■ WORK ITEM
Set down the records exactly, and omit any image found in them.

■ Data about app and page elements
%%
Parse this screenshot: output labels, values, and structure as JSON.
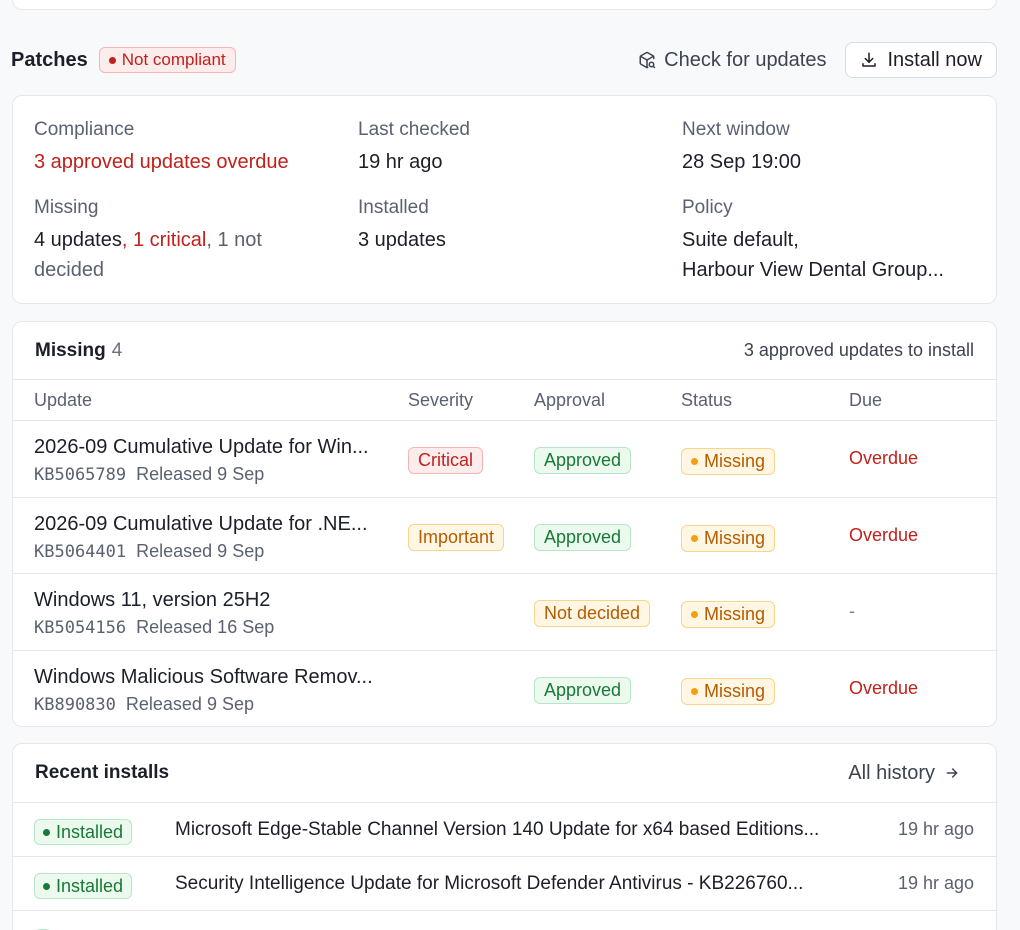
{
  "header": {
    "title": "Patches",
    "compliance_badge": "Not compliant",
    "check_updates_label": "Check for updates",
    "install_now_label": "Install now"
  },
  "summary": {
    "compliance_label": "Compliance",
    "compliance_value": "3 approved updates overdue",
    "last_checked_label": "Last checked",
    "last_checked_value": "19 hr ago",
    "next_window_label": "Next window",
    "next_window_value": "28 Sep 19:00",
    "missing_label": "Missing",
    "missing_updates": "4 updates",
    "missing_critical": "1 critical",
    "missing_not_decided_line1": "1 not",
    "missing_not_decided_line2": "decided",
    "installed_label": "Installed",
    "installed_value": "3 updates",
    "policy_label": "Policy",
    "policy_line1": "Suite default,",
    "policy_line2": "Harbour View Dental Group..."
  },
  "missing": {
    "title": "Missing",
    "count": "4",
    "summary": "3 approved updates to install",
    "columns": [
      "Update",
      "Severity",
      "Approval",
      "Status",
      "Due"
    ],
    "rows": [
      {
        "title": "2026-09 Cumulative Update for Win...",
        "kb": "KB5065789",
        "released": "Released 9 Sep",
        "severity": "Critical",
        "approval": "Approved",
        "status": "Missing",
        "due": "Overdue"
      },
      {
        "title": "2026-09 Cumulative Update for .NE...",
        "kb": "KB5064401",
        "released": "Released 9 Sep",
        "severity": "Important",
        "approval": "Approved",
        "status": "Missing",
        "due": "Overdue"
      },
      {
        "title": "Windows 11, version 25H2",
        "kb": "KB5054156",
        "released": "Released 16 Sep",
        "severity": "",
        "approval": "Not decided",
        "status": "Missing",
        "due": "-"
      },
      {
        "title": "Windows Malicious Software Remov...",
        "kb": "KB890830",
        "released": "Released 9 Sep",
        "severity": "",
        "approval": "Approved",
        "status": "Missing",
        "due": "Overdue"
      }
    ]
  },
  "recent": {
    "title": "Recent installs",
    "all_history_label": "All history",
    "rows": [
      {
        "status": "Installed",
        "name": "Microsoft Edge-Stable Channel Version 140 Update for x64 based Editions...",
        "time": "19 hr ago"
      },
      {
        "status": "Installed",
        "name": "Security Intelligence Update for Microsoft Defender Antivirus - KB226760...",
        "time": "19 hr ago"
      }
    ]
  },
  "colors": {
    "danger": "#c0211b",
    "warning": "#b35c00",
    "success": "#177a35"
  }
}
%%
■ RESPONSE BOX
Parse this screenshot: output labels, values, and structure as JSON.
{
  "header": {
    "title": "Patches",
    "compliance_badge": "Not compliant",
    "check_updates_label": "Check for updates",
    "install_now_label": "Install now"
  },
  "summary": {
    "compliance_label": "Compliance",
    "compliance_value": "3 approved updates overdue",
    "last_checked_label": "Last checked",
    "last_checked_value": "19 hr ago",
    "next_window_label": "Next window",
    "next_window_value": "28 Sep 19:00",
    "missing_label": "Missing",
    "missing_updates": "4 updates",
    "missing_critical": "1 critical",
    "missing_not_decided_line1": "1 not",
    "missing_not_decided_line2": "decided",
    "installed_label": "Installed",
    "installed_value": "3 updates",
    "policy_label": "Policy",
    "policy_line1": "Suite default,",
    "policy_line2": "Harbour View Dental Group..."
  },
  "missing": {
    "title": "Missing",
    "count": "4",
    "summary": "3 approved updates to install",
    "columns": [
      "Update",
      "Severity",
      "Approval",
      "Status",
      "Due"
    ],
    "rows": [
      {
        "title": "2026-09 Cumulative Update for Win...",
        "kb": "KB5065789",
        "released": "Released 9 Sep",
        "severity": "Critical",
        "approval": "Approved",
        "status": "Missing",
        "due": "Overdue"
      },
      {
        "title": "2026-09 Cumulative Update for .NE...",
        "kb": "KB5064401",
        "released": "Released 9 Sep",
        "severity": "Important",
        "approval": "Approved",
        "status": "Missing",
        "due": "Overdue"
      },
      {
        "title": "Windows 11, version 25H2",
        "kb": "KB5054156",
        "released": "Released 16 Sep",
        "severity": "",
        "approval": "Not decided",
        "status": "Missing",
        "due": "-"
      },
      {
        "title": "Windows Malicious Software Remov...",
        "kb": "KB890830",
        "released": "Released 9 Sep",
        "severity": "",
        "approval": "Approved",
        "status": "Missing",
        "due": "Overdue"
      }
    ]
  },
  "recent": {
    "title": "Recent installs",
    "all_history_label": "All history",
    "rows": [
      {
        "status": "Installed",
        "name": "Microsoft Edge-Stable Channel Version 140 Update for x64 based Editions...",
        "time": "19 hr ago"
      },
      {
        "status": "Installed",
        "name": "Security Intelligence Update for Microsoft Defender Antivirus - KB226760...",
        "time": "19 hr ago"
      }
    ]
  },
  "colors": {
    "danger": "#c0211b",
    "warning": "#b35c00",
    "success": "#177a35"
  }
}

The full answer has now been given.